──────── Material to process
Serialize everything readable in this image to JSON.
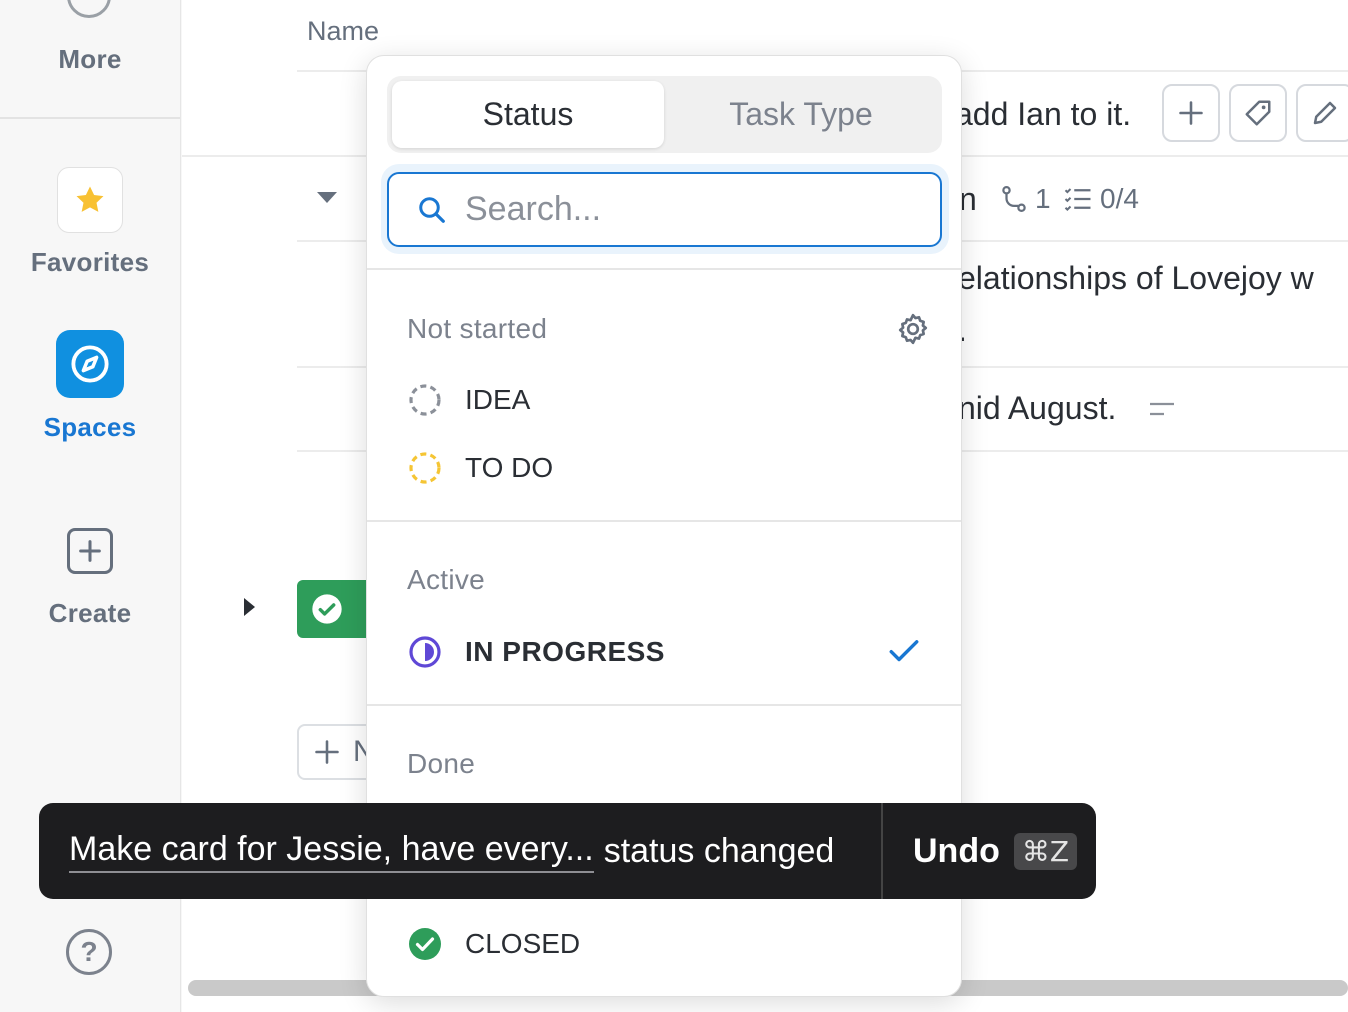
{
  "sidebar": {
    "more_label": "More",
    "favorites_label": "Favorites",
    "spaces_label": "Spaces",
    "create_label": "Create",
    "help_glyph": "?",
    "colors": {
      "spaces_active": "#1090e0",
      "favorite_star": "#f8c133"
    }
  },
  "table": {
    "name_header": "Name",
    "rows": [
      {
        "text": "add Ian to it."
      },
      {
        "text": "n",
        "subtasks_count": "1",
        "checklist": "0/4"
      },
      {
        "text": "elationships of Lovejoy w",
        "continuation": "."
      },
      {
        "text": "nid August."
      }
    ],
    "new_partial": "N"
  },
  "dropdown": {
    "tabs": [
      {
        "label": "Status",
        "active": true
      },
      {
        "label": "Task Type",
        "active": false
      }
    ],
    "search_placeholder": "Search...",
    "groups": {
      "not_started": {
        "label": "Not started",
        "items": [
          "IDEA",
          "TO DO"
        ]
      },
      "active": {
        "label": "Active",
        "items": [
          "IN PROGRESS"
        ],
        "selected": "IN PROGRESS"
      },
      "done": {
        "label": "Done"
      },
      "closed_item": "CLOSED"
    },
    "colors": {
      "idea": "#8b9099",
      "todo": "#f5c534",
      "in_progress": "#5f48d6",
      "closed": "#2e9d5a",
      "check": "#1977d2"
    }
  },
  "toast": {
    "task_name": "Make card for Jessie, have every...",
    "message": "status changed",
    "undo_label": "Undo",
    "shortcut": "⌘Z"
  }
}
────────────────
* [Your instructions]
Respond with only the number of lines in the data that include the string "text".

* [Your solution]
4